Exercise description -
Please return the records below exactly as they stand.

Stored items from a collection -
::::

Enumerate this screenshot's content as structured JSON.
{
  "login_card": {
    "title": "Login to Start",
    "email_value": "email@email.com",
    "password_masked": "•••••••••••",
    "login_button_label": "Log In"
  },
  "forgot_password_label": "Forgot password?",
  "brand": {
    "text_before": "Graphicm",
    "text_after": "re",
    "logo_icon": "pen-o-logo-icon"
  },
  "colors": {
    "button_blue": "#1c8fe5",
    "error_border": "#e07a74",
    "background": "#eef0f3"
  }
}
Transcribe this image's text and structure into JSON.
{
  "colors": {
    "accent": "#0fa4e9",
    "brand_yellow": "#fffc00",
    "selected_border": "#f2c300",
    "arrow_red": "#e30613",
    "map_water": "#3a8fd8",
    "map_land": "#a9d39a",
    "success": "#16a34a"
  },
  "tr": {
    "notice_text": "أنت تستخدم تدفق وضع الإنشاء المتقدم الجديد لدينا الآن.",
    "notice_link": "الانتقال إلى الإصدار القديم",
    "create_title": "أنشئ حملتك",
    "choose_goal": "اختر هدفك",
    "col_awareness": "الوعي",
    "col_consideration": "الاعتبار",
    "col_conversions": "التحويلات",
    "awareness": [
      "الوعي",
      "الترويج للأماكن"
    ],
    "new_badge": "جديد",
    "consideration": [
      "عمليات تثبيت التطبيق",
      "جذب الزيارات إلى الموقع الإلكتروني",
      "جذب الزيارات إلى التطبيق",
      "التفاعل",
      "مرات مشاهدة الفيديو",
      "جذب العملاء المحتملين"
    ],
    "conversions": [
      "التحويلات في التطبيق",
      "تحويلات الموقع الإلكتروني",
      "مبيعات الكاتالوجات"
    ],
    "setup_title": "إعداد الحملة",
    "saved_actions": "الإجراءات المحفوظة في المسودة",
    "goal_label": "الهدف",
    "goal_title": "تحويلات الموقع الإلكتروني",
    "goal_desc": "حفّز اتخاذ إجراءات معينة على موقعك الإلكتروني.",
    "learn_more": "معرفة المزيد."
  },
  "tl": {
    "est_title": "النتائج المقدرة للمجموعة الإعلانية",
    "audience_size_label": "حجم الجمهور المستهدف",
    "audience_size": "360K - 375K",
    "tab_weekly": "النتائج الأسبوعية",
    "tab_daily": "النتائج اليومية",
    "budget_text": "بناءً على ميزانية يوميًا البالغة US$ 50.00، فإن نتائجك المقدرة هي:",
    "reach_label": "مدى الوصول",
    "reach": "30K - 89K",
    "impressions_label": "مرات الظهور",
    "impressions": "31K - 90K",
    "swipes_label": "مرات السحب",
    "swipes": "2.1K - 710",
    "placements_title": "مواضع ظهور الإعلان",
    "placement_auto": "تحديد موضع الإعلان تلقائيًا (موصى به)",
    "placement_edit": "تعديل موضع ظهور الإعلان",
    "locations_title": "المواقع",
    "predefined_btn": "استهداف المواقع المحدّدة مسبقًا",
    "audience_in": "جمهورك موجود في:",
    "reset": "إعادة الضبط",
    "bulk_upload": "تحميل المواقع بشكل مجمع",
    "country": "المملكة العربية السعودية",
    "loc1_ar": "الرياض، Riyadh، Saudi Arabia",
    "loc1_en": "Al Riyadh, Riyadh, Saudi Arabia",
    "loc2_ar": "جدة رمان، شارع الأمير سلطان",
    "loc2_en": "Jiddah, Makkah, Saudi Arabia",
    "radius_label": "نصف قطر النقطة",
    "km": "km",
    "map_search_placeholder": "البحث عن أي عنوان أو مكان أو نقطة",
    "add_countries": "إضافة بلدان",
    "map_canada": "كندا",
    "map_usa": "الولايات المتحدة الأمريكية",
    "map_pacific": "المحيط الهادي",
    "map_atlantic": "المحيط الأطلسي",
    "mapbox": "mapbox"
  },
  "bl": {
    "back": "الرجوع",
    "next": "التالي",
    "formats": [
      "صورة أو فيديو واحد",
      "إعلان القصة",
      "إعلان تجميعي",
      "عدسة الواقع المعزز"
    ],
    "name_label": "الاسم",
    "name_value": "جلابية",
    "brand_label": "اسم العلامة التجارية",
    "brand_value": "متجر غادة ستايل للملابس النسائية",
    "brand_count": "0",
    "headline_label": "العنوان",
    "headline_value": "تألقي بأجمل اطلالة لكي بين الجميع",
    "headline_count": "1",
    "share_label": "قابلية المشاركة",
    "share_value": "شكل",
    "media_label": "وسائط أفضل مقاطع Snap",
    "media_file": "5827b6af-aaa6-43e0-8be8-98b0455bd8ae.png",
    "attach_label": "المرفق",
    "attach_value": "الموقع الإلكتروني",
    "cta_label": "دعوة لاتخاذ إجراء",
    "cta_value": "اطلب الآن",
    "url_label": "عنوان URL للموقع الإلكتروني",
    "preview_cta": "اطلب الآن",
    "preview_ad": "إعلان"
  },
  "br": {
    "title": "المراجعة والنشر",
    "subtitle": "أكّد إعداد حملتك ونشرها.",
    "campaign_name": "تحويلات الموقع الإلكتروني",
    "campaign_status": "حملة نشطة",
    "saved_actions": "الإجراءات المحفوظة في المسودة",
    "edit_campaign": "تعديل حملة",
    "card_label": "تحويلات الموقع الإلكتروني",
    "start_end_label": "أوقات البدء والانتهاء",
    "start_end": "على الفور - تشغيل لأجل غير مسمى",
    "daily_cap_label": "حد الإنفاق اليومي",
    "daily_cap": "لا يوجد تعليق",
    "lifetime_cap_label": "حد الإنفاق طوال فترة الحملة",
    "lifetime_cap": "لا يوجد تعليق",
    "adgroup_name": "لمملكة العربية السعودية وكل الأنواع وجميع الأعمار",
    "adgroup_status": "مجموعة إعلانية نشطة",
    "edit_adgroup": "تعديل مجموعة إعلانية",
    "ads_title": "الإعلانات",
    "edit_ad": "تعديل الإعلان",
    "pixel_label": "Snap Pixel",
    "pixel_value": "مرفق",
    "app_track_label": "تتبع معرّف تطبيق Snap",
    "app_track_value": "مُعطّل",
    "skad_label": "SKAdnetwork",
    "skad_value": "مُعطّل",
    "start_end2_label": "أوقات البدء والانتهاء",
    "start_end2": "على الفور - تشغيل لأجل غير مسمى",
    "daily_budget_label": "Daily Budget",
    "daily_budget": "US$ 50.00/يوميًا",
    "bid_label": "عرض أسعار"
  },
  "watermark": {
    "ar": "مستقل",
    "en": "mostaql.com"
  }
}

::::

Solved problem -
Enumerate this screenshot's content as structured JSON.
{
  "login_card": {
    "title": "Login to Start",
    "email_value": "email@email.com",
    "password_masked": "•••••••••••",
    "login_button_label": "Log In"
  },
  "forgot_password_label": "Forgot password?",
  "brand": {
    "text_before": "Graphicm",
    "text_after": "re",
    "logo_icon": "pen-o-logo-icon"
  },
  "colors": {
    "button_blue": "#1c8fe5",
    "error_border": "#e07a74",
    "background": "#eef0f3"
  }
}
Transcribe this image's text and structure into JSON.
{
  "colors": {
    "accent": "#0fa4e9",
    "brand_yellow": "#fffc00",
    "selected_border": "#f2c300",
    "arrow_red": "#e30613",
    "map_water": "#3a8fd8",
    "map_land": "#a9d39a",
    "success": "#16a34a"
  },
  "tr": {
    "notice_text": "أنت تستخدم تدفق وضع الإنشاء المتقدم الجديد لدينا الآن.",
    "notice_link": "الانتقال إلى الإصدار القديم",
    "create_title": "أنشئ حملتك",
    "choose_goal": "اختر هدفك",
    "col_awareness": "الوعي",
    "col_consideration": "الاعتبار",
    "col_conversions": "التحويلات",
    "awareness": [
      "الوعي",
      "الترويج للأماكن"
    ],
    "new_badge": "جديد",
    "consideration": [
      "عمليات تثبيت التطبيق",
      "جذب الزيارات إلى الموقع الإلكتروني",
      "جذب الزيارات إلى التطبيق",
      "التفاعل",
      "مرات مشاهدة الفيديو",
      "جذب العملاء المحتملين"
    ],
    "conversions": [
      "التحويلات في التطبيق",
      "تحويلات الموقع الإلكتروني",
      "مبيعات الكاتالوجات"
    ],
    "setup_title": "إعداد الحملة",
    "saved_actions": "الإجراءات المحفوظة في المسودة",
    "goal_label": "الهدف",
    "goal_title": "تحويلات الموقع الإلكتروني",
    "goal_desc": "حفّز اتخاذ إجراءات معينة على موقعك الإلكتروني.",
    "learn_more": "معرفة المزيد."
  },
  "tl": {
    "est_title": "النتائج المقدرة للمجموعة الإعلانية",
    "audience_size_label": "حجم الجمهور المستهدف",
    "audience_size": "360K - 375K",
    "tab_weekly": "النتائج الأسبوعية",
    "tab_daily": "النتائج اليومية",
    "budget_text": "بناءً على ميزانية يوميًا البالغة US$ 50.00، فإن نتائجك المقدرة هي:",
    "reach_label": "مدى الوصول",
    "reach": "30K - 89K",
    "impressions_label": "مرات الظهور",
    "impressions": "31K - 90K",
    "swipes_label": "مرات السحب",
    "swipes": "2.1K - 710",
    "placements_title": "مواضع ظهور الإعلان",
    "placement_auto": "تحديد موضع الإعلان تلقائيًا (موصى به)",
    "placement_edit": "تعديل موضع ظهور الإعلان",
    "locations_title": "المواقع",
    "predefined_btn": "استهداف المواقع المحدّدة مسبقًا",
    "audience_in": "جمهورك موجود في:",
    "reset": "إعادة الضبط",
    "bulk_upload": "تحميل المواقع بشكل مجمع",
    "country": "المملكة العربية السعودية",
    "loc1_ar": "الرياض، Riyadh، Saudi Arabia",
    "loc1_en": "Al Riyadh, Riyadh, Saudi Arabia",
    "loc2_ar": "جدة رمان، شارع الأمير سلطان",
    "loc2_en": "Jiddah, Makkah, Saudi Arabia",
    "radius_label": "نصف قطر النقطة",
    "km": "km",
    "map_search_placeholder": "البحث عن أي عنوان أو مكان أو نقطة",
    "add_countries": "إضافة بلدان",
    "map_canada": "كندا",
    "map_usa": "الولايات المتحدة الأمريكية",
    "map_pacific": "المحيط الهادي",
    "map_atlantic": "المحيط الأطلسي",
    "mapbox": "mapbox"
  },
  "bl": {
    "back": "الرجوع",
    "next": "التالي",
    "formats": [
      "صورة أو فيديو واحد",
      "إعلان القصة",
      "إعلان تجميعي",
      "عدسة الواقع المعزز"
    ],
    "name_label": "الاسم",
    "name_value": "جلابية",
    "brand_label": "اسم العلامة التجارية",
    "brand_value": "متجر غادة ستايل للملابس النسائية",
    "brand_count": "0",
    "headline_label": "العنوان",
    "headline_value": "تألقي بأجمل اطلالة لكي بين الجميع",
    "headline_count": "1",
    "share_label": "قابلية المشاركة",
    "share_value": "شكل",
    "media_label": "وسائط أفضل مقاطع Snap",
    "media_file": "5827b6af-aaa6-43e0-8be8-98b0455bd8ae.png",
    "attach_label": "المرفق",
    "attach_value": "الموقع الإلكتروني",
    "cta_label": "دعوة لاتخاذ إجراء",
    "cta_value": "اطلب الآن",
    "url_label": "عنوان URL للموقع الإلكتروني",
    "preview_cta": "اطلب الآن",
    "preview_ad": "إعلان"
  },
  "br": {
    "title": "المراجعة والنشر",
    "subtitle": "أكّد إعداد حملتك ونشرها.",
    "campaign_name": "تحويلات الموقع الإلكتروني",
    "campaign_status": "حملة نشطة",
    "saved_actions": "الإجراءات المحفوظة في المسودة",
    "edit_campaign": "تعديل حملة",
    "card_label": "تحويلات الموقع الإلكتروني",
    "start_end_label": "أوقات البدء والانتهاء",
    "start_end": "على الفور - تشغيل لأجل غير مسمى",
    "daily_cap_label": "حد الإنفاق اليومي",
    "daily_cap": "لا يوجد تعليق",
    "lifetime_cap_label": "حد الإنفاق طوال فترة الحملة",
    "lifetime_cap": "لا يوجد تعليق",
    "adgroup_name": "لمملكة العربية السعودية وكل الأنواع وجميع الأعمار",
    "adgroup_status": "مجموعة إعلانية نشطة",
    "edit_adgroup": "تعديل مجموعة إعلانية",
    "ads_title": "الإعلانات",
    "edit_ad": "تعديل الإعلان",
    "pixel_label": "Snap Pixel",
    "pixel_value": "مرفق",
    "app_track_label": "تتبع معرّف تطبيق Snap",
    "app_track_value": "مُعطّل",
    "skad_label": "SKAdnetwork",
    "skad_value": "مُعطّل",
    "start_end2_label": "أوقات البدء والانتهاء",
    "start_end2": "على الفور - تشغيل لأجل غير مسمى",
    "daily_budget_label": "Daily Budget",
    "daily_budget": "US$ 50.00/يوميًا",
    "bid_label": "عرض أسعار"
  },
  "watermark": {
    "ar": "مستقل",
    "en": "mostaql.com"
  }
}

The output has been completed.